→ **What to produce**
From the entries, copy every line that carries the string "Количество".

= Beginning of Section =

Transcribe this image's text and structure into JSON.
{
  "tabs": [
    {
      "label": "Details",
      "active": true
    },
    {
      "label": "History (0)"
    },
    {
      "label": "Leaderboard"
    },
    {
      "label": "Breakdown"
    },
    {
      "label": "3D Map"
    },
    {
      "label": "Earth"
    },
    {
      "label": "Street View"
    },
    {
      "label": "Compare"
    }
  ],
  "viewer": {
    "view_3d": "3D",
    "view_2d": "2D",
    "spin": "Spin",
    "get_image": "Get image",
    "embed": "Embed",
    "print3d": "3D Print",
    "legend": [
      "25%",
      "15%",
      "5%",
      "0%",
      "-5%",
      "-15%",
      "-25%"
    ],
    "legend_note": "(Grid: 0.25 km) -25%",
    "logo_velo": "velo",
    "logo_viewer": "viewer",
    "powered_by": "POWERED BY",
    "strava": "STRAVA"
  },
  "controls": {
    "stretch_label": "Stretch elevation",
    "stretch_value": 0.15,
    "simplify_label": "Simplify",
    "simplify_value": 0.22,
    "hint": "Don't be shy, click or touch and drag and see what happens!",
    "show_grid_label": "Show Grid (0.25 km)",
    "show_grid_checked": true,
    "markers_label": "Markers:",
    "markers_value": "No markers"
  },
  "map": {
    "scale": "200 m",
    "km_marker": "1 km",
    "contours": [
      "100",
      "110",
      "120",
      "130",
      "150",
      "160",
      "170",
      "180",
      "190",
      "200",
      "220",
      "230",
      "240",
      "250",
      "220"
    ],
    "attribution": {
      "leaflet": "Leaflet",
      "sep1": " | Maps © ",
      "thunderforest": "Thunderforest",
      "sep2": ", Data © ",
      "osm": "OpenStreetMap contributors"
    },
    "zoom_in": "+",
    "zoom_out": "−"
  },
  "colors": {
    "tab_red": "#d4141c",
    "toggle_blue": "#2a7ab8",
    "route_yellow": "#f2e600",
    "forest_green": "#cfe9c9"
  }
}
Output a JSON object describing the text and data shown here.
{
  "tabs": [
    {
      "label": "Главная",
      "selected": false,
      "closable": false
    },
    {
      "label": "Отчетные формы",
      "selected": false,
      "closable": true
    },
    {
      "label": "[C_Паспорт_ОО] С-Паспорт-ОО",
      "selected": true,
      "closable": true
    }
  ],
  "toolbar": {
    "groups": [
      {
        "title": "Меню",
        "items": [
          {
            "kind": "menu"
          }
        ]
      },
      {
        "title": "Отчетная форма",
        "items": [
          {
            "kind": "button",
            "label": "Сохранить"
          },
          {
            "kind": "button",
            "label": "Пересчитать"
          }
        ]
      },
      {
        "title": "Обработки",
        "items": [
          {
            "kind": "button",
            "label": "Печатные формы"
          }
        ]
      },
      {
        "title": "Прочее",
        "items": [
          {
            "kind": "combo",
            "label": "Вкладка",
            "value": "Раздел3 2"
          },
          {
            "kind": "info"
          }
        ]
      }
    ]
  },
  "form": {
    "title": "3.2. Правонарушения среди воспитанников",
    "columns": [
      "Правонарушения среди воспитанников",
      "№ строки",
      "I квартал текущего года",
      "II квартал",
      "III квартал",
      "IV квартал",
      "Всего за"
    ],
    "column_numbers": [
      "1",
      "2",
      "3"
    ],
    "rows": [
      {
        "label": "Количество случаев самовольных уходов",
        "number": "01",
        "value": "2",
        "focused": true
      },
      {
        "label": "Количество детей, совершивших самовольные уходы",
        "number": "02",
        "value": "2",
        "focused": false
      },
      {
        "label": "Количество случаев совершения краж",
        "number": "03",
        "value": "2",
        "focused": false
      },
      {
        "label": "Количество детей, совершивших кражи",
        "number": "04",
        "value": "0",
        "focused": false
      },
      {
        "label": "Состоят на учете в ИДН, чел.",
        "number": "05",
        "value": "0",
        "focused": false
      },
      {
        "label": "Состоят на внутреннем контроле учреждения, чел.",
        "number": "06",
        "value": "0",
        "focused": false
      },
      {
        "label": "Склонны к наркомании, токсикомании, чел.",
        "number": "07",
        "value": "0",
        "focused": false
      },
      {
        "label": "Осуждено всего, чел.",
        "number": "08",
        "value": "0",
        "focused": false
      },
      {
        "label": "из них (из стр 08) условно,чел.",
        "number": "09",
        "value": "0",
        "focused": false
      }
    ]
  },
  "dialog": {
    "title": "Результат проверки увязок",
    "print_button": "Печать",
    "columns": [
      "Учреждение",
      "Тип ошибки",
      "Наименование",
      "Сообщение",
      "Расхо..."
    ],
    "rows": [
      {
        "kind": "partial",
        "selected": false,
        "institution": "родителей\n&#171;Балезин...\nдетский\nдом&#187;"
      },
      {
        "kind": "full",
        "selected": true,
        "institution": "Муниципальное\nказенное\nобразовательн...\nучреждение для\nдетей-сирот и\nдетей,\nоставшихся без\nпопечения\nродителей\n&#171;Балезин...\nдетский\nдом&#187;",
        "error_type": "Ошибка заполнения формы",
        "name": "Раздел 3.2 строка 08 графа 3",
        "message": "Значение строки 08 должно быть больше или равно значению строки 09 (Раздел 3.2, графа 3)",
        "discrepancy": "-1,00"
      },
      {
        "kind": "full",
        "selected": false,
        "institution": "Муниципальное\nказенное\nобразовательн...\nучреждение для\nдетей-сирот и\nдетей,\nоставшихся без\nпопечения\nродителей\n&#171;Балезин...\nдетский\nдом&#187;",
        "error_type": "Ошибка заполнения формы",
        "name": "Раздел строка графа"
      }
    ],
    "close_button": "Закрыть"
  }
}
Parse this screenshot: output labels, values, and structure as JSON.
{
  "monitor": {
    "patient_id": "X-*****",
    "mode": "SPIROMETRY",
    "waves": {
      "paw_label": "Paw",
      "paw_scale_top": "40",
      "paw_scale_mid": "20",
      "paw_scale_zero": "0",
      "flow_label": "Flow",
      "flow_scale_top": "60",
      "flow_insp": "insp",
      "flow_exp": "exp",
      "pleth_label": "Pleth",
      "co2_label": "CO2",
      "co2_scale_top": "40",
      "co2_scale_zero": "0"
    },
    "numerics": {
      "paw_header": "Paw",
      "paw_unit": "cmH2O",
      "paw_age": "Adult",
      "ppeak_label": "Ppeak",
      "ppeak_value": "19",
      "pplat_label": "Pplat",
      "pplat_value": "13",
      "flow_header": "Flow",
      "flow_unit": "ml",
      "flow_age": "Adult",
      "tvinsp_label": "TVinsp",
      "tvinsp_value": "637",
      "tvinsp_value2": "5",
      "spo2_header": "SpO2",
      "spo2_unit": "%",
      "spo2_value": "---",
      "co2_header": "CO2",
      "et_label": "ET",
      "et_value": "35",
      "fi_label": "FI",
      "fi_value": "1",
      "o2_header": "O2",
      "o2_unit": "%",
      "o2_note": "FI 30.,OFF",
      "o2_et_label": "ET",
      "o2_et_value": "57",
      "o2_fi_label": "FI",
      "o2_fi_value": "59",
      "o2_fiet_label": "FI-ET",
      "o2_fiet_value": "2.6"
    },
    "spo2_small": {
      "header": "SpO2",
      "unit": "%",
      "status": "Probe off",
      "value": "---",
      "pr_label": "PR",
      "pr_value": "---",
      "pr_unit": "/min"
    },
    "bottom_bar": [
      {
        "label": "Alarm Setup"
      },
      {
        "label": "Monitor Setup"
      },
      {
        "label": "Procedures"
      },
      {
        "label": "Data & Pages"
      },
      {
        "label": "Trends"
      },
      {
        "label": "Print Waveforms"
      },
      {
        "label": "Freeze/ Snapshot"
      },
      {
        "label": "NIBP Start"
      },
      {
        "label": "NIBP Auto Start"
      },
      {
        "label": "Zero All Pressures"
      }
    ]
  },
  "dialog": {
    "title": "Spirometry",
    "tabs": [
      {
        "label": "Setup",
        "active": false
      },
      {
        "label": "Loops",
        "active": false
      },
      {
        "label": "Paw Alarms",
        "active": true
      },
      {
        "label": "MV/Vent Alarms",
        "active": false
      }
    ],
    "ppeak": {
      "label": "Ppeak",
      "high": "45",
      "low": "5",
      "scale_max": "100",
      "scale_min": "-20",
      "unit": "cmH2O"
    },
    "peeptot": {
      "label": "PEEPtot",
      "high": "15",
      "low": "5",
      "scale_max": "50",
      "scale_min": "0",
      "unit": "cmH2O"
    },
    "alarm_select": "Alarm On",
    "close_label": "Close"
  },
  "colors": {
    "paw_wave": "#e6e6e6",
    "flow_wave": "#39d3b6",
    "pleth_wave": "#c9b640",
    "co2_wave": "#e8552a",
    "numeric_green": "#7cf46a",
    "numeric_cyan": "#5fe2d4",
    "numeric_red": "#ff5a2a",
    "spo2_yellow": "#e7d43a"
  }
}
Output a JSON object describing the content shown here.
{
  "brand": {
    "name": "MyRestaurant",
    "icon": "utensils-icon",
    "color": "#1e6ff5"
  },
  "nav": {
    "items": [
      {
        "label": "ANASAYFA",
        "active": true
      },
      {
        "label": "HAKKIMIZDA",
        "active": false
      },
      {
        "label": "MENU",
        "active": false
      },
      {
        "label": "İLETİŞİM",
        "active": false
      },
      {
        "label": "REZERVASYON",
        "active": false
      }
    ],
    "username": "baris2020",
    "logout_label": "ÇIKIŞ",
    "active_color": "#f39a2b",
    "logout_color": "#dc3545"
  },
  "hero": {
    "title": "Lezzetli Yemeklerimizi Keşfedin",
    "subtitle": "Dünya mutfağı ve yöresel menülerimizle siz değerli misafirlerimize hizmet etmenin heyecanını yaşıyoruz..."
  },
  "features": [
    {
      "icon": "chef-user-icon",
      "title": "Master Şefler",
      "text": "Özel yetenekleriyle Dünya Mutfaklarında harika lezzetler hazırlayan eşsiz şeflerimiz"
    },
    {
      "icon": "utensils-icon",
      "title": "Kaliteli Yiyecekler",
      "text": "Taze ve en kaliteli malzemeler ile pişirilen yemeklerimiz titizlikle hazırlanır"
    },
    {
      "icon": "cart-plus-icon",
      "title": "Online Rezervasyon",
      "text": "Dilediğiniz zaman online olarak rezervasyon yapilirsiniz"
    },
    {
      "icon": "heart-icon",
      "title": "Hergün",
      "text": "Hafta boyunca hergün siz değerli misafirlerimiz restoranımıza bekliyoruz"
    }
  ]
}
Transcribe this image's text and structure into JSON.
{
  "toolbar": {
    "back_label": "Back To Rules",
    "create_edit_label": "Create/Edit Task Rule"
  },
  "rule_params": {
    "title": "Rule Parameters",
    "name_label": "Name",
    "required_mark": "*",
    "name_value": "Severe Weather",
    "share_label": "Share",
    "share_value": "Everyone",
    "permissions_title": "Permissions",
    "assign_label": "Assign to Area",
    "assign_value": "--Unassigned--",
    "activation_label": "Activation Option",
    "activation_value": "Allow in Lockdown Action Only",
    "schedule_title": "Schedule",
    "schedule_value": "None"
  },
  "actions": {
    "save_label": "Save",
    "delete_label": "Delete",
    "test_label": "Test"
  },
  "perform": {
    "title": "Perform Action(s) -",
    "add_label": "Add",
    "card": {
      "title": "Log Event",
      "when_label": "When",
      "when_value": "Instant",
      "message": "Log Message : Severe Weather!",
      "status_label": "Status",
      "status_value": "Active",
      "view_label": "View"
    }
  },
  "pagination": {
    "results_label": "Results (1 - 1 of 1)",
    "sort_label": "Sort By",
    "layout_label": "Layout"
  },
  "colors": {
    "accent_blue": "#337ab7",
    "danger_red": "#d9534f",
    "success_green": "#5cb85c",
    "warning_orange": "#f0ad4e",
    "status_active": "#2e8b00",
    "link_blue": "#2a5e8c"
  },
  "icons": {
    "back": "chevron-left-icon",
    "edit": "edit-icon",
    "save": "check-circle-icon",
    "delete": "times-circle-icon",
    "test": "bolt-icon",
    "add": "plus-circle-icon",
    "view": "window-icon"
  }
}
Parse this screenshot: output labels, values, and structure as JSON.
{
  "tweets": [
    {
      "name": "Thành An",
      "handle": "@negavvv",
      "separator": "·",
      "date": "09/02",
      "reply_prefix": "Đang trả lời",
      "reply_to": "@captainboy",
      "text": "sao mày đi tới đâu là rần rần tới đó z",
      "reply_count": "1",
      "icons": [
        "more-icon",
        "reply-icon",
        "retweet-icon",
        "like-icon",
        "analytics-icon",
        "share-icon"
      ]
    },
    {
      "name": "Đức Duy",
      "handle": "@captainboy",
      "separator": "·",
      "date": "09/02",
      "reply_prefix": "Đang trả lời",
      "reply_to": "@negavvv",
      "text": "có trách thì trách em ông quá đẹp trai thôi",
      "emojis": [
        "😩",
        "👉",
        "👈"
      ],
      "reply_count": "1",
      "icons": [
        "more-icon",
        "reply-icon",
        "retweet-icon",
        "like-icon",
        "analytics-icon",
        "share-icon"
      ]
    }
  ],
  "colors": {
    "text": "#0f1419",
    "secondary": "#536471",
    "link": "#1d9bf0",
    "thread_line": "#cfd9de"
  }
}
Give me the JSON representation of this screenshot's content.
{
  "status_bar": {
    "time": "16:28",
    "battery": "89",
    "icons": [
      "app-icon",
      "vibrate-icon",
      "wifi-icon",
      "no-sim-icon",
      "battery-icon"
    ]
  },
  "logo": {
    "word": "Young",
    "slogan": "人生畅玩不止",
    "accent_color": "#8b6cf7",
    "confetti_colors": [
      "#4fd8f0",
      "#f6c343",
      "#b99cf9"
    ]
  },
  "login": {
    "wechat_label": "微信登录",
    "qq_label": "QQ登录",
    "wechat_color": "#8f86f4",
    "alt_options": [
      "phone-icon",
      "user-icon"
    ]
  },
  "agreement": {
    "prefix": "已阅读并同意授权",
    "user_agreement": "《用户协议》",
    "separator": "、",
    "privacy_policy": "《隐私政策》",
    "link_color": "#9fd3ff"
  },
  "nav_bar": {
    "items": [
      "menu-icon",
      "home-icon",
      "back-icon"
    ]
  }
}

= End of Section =

→ **Reply to the task**
        "label": "Количество случаев самовольных уходов",
        "label": "Количество детей, совершивших самовольные уходы",
        "label": "Количество случаев совершения краж",
        "label": "Количество детей, совершивших кражи",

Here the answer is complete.